As they wrapped my son up as best they could to a gurney, we were told by one of the life-line nurses the list of things that could happen. We had to agree to them before they could take him, and one that stood out the most was possible death. My son had already defeated death once with the help of a special nurse who God placed there at the right time. We agreed and they rushed him off.
I was planning on leaving my wife at the hospital because she had not been released yet, but her doctor was there that night and released her so we could both be with our son. We left it to our family to figure out sleeping arrangements for our daughters as we packed and left to take the 45 mile trip to see our son again. The ambulance beat us by about 20 minutes, but we rushed up to the NICU as fast as we could. My wife was still in pain from laboring our son, but she kept the pace up.

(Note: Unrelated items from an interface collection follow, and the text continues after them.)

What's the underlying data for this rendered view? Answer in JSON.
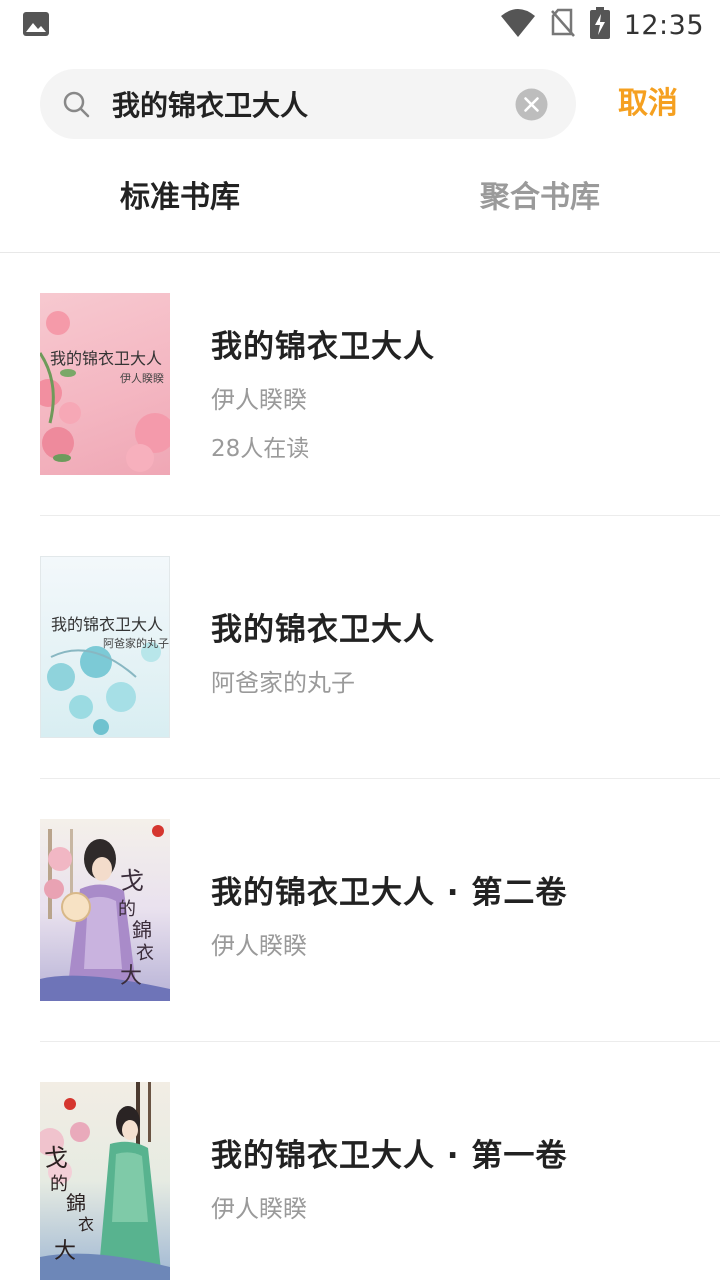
{
  "status_bar": {
    "time": "12:35",
    "icons": [
      "image-notification-icon",
      "wifi-icon",
      "no-sim-icon",
      "battery-charging-icon"
    ]
  },
  "search": {
    "query": "我的锦衣卫大人",
    "cancel_label": "取消",
    "accent_color": "#f5a020"
  },
  "tabs": [
    {
      "label": "标准书库",
      "active": true
    },
    {
      "label": "聚合书库",
      "active": false
    }
  ],
  "books": [
    {
      "title": "我的锦衣卫大人",
      "author": "伊人睽睽",
      "readers": "28人在读",
      "cover_title": "我的锦衣卫大人",
      "cover_author": "伊人睽睽"
    },
    {
      "title": "我的锦衣卫大人",
      "author": "阿爸家的丸子",
      "cover_title": "我的锦衣卫大人",
      "cover_author": "阿爸家的丸子"
    },
    {
      "title": "我的锦衣卫大人 · 第二卷",
      "author": "伊人睽睽"
    },
    {
      "title": "我的锦衣卫大人 · 第一卷",
      "author": "伊人睽睽"
    }
  ]
}
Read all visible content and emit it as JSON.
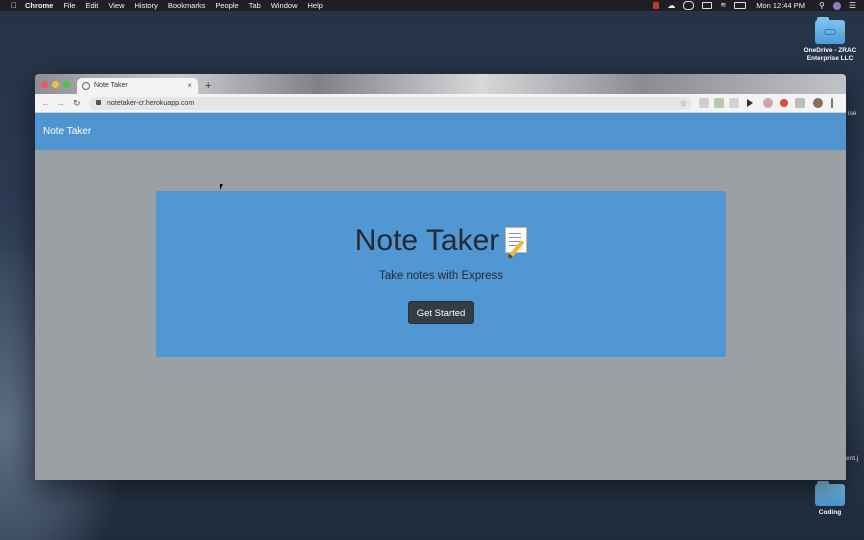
{
  "menubar": {
    "app": "Chrome",
    "items": [
      "File",
      "Edit",
      "View",
      "History",
      "Bookmarks",
      "People",
      "Tab",
      "Window",
      "Help"
    ],
    "clock": "Mon 12:44 PM"
  },
  "desktop": {
    "onedrive_label_line1": "OneDrive - ZRAC",
    "onedrive_label_line2": "Enterprise LLC",
    "coding_label": "Coding",
    "edge_text_1": "ise",
    "edge_text_2": "ent.j"
  },
  "browser": {
    "tab_title": "Note Taker",
    "tab_close": "×",
    "new_tab": "+",
    "url": "notetaker-cr.herokuapp.com"
  },
  "page": {
    "brand": "Note Taker",
    "hero_title": "Note Taker",
    "hero_subtitle": "Take notes with Express",
    "cta_label": "Get Started"
  },
  "colors": {
    "navbar": "#5094d0",
    "jumbotron": "#5197d3",
    "page_bg": "#9aa0a3",
    "button": "#343c45"
  }
}
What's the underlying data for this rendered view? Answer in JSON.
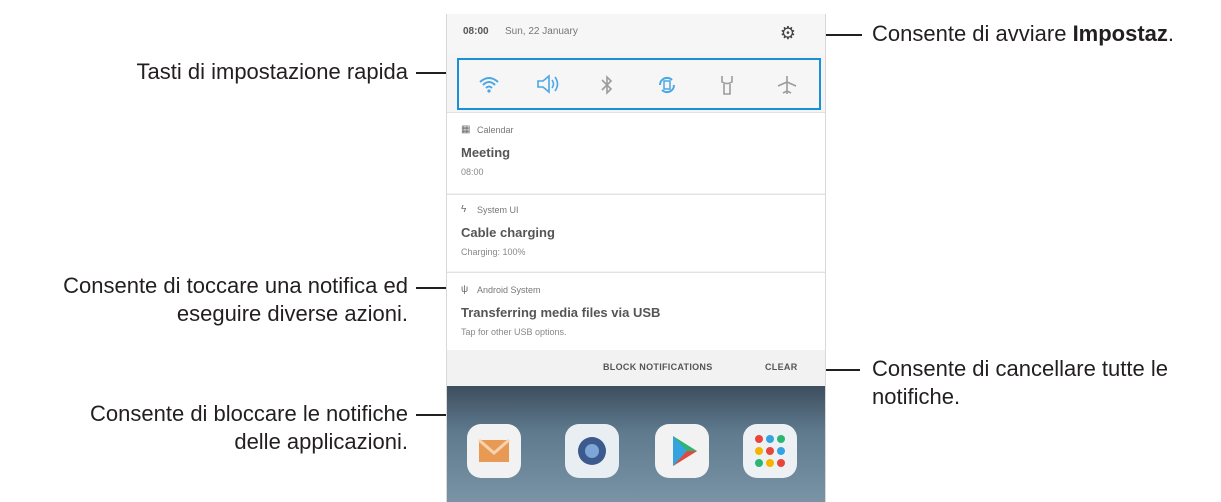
{
  "callouts": {
    "quick_settings": "Tasti di impostazione rapida",
    "settings_prefix": "Consente di avviare ",
    "settings_bold": "Impostaz",
    "settings_suffix": ".",
    "tap_line1": "Consente di toccare una notifica ed",
    "tap_line2": "eseguire diverse azioni.",
    "block_line1": "Consente di bloccare le notifiche",
    "block_line2": "delle applicazioni.",
    "clear_line1": "Consente di cancellare tutte le",
    "clear_line2": "notifiche."
  },
  "phone": {
    "status": {
      "time": "08:00",
      "date": "Sun, 22 January"
    },
    "quick_settings": [
      {
        "icon": "wifi-icon",
        "glyph": "◠",
        "color": "#4aa7e6"
      },
      {
        "icon": "sound-icon",
        "glyph": "◁)",
        "color": "#4aa7e6"
      },
      {
        "icon": "bluetooth-icon",
        "glyph": "ᛒ",
        "color": "#9c9c9c"
      },
      {
        "icon": "auto-rotate-icon",
        "glyph": "⟲",
        "color": "#4aa7e6"
      },
      {
        "icon": "flashlight-icon",
        "glyph": "♆",
        "color": "#9c9c9c"
      },
      {
        "icon": "airplane-icon",
        "glyph": "✈",
        "color": "#9c9c9c"
      }
    ],
    "notifications": [
      {
        "app": "Calendar",
        "title": "Meeting",
        "sub": "08:00"
      },
      {
        "app": "System UI",
        "title": "Cable charging",
        "sub": "Charging: 100%"
      },
      {
        "app": "Android System",
        "title": "Transferring media files via USB",
        "sub": "Tap for other USB options."
      }
    ],
    "actions": {
      "block": "BLOCK NOTIFICATIONS",
      "clear": "CLEAR"
    }
  }
}
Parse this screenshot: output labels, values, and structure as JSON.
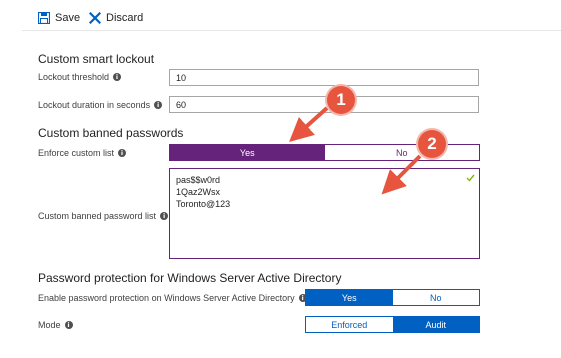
{
  "toolbar": {
    "save_label": "Save",
    "discard_label": "Discard"
  },
  "smart_lockout": {
    "title": "Custom smart lockout",
    "threshold_label": "Lockout threshold",
    "threshold_value": "10",
    "duration_label": "Lockout duration in seconds",
    "duration_value": "60"
  },
  "banned_passwords": {
    "title": "Custom banned passwords",
    "enforce_label": "Enforce custom list",
    "enforce_yes": "Yes",
    "enforce_no": "No",
    "enforce_selected": "Yes",
    "list_label": "Custom banned password list",
    "list_lines": [
      "pas$$w0rd",
      "1Qaz2Wsx",
      "Toronto@123"
    ]
  },
  "ad_protection": {
    "title": "Password protection for Windows Server Active Directory",
    "enable_label": "Enable password protection on Windows Server Active Directory",
    "enable_yes": "Yes",
    "enable_no": "No",
    "enable_selected": "Yes",
    "mode_label": "Mode",
    "mode_enforced": "Enforced",
    "mode_audit": "Audit",
    "mode_selected": "Audit"
  },
  "annotations": {
    "badge1": "1",
    "badge2": "2"
  },
  "colors": {
    "purple_accent": "#66237c",
    "blue_accent": "#0061c2",
    "callout_red": "#e8553e",
    "save_icon": "#0061c2",
    "discard_icon": "#0061c2",
    "checkmark": "#7fba00"
  },
  "icons": {
    "save": "save-icon",
    "discard": "discard-x-icon",
    "info": "info-icon",
    "check": "checkmark-icon"
  }
}
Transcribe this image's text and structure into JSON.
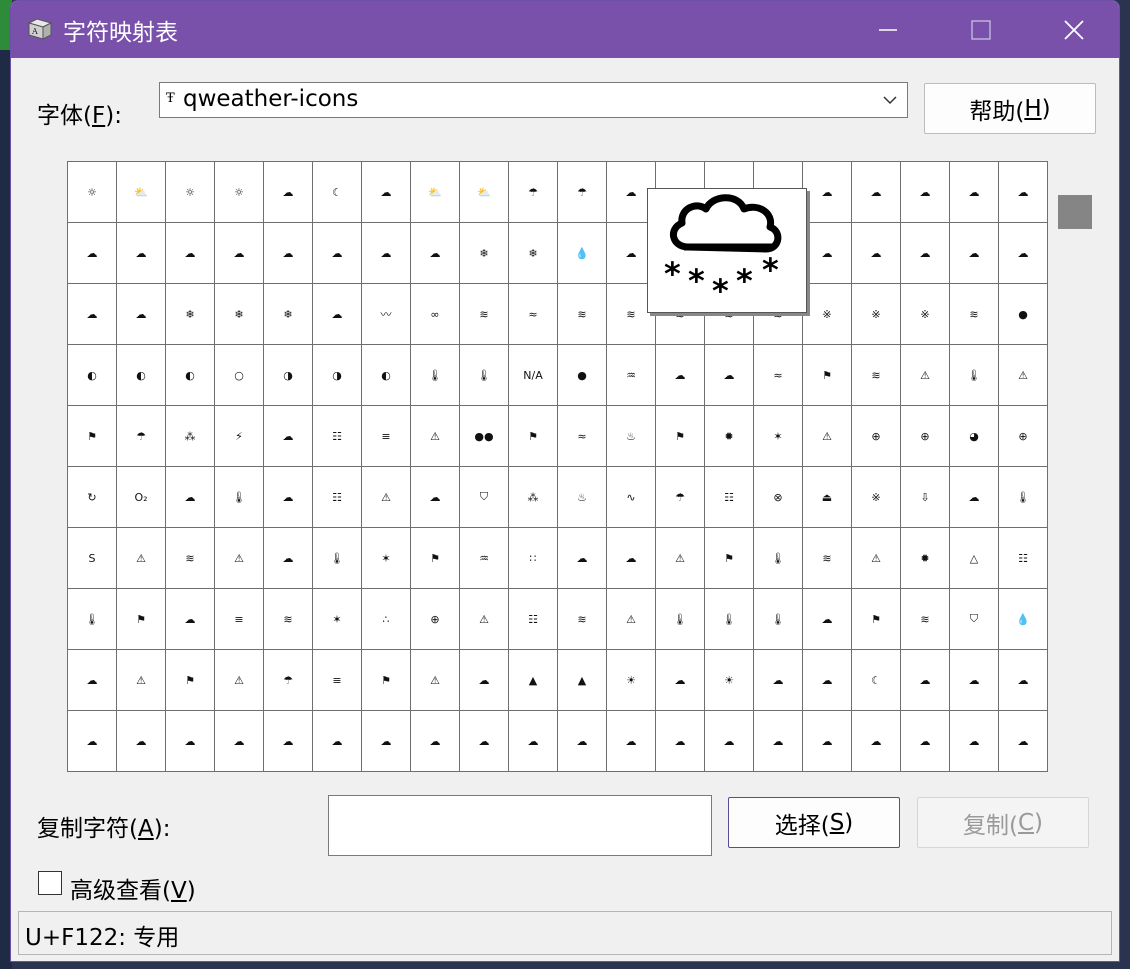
{
  "window": {
    "title": "字符映射表",
    "accent_color": "#7951ab"
  },
  "font_row": {
    "label_pre": "字体(",
    "label_key": "F",
    "label_post": "):",
    "selected_font": "qweather-icons",
    "font_type_icon": "truetype-icon"
  },
  "help_button": {
    "pre": "帮助(",
    "key": "H",
    "post": ")"
  },
  "char_grid": {
    "rows": [
      [
        "☼",
        "⛅",
        "☼",
        "☼",
        "☁",
        "☾",
        "☁",
        "⛅",
        "⛅",
        "☂",
        "☂",
        "☁",
        "☁",
        "☁",
        "☁",
        "☁",
        "☁",
        "☁",
        "☁",
        "☁"
      ],
      [
        "☁",
        "☁",
        "☁",
        "☁",
        "☁",
        "☁",
        "☁",
        "☁",
        "❄",
        "❄",
        "💧",
        "☁",
        "☁",
        "☁",
        "☁",
        "☁",
        "☁",
        "☁",
        "☁",
        "☁"
      ],
      [
        "☁",
        "☁",
        "❄",
        "❄",
        "❄",
        "☁",
        "〰",
        "∞",
        "≋",
        "≈",
        "≋",
        "≋",
        "≋",
        "≋",
        "≋",
        "※",
        "※",
        "※",
        "≋",
        "●"
      ],
      [
        "◐",
        "◐",
        "◐",
        "○",
        "◑",
        "◑",
        "◐",
        "🌡",
        "🌡",
        "N/A",
        "●",
        "♒",
        "☁",
        "☁",
        "≈",
        "⚑",
        "≋",
        "⚠",
        "🌡",
        "⚠"
      ],
      [
        "⚑",
        "☂",
        "⁂",
        "⚡",
        "☁",
        "☷",
        "≡",
        "⚠",
        "●●",
        "⚑",
        "≈",
        "♨",
        "⚑",
        "✹",
        "✶",
        "⚠",
        "⊕",
        "⊕",
        "◕",
        "⊕"
      ],
      [
        "↻",
        "O₂",
        "☁",
        "🌡",
        "☁",
        "☷",
        "⚠",
        "☁",
        "⛉",
        "⁂",
        "♨",
        "∿",
        "☂",
        "☷",
        "⊗",
        "⏏",
        "※",
        "⇩",
        "☁",
        "🌡"
      ],
      [
        "S",
        "⚠",
        "≋",
        "⚠",
        "☁",
        "🌡",
        "✶",
        "⚑",
        "♒",
        "∷",
        "☁",
        "☁",
        "⚠",
        "⚑",
        "🌡",
        "≋",
        "⚠",
        "✹",
        "△",
        "☷"
      ],
      [
        "🌡",
        "⚑",
        "☁",
        "≡",
        "≋",
        "✶",
        "∴",
        "⊕",
        "⚠",
        "☷",
        "≋",
        "⚠",
        "🌡",
        "🌡",
        "🌡",
        "☁",
        "⚑",
        "≋",
        "⛉",
        "💧"
      ],
      [
        "☁",
        "⚠",
        "⚑",
        "⚠",
        "☂",
        "≡",
        "⚑",
        "⚠",
        "☁",
        "▲",
        "▲",
        "☀",
        "☁",
        "☀",
        "☁",
        "☁",
        "☾",
        "☁",
        "☁",
        "☁"
      ],
      [
        "☁",
        "☁",
        "☁",
        "☁",
        "☁",
        "☁",
        "☁",
        "☁",
        "☁",
        "☁",
        "☁",
        "☁",
        "☁",
        "☁",
        "☁",
        "☁",
        "☁",
        "☁",
        "☁",
        "☁"
      ]
    ],
    "selected": {
      "row": 0,
      "col": 13
    },
    "zoom_icon": "cloud-snow-icon"
  },
  "copy_row": {
    "label_pre": "复制字符(",
    "label_key": "A",
    "label_post": "):",
    "value": "",
    "select_button": {
      "pre": "选择(",
      "key": "S",
      "post": ")"
    },
    "copy_button": {
      "pre": "复制(",
      "key": "C",
      "post": ")"
    }
  },
  "advanced": {
    "label_pre": "高级查看(",
    "label_key": "V",
    "label_post": ")",
    "checked": false
  },
  "status": {
    "text": "U+F122: 专用"
  }
}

We waited for hours for him to become stable. It was nearly midnight and almost everyone was asleep in the NICU waiting room. People lived in the waiting room. We saw suitcases, blankets, pillows, and people strung all over it. It was our new home for several weeks while our son fought his way back to being healthy.
It took James 3 weeks to be healthy enough to come home. He went from being in the worst possible scenario at Riley (The ECMO station where they run a full heart and lung bypass) to being ready to come home in 3 long exhausting weeks. They were unsure of the outcome when he arrived, but they were the nurses there were by far the best we’ve ever met. They took care of James like he was their only child there.
After a week and a half there, he was running out of blood for tests. Little did we know, babies cannot produce their own blood supply until they are a few months old! The blood transfusion they gave him was the work of God. One day after the transfusion and they were able to lower his breathing tube to a lower rate. Three days later, he was off the breathing tube. A week later, he was able to be fed for the first time by feed tube. A week and a half later, he was in his car seat test, ready to come home.
James is now 2 years old and is a very rambunctious child. He has PDD-NOS, Auditory Neuropathy, SPD, Chiari Malformation, and general muscle weakness in his core, however he is perfect in our eyes. Never would we have imagined going through everything we have but looking back now, I wouldn’t trade ANY of it for another child.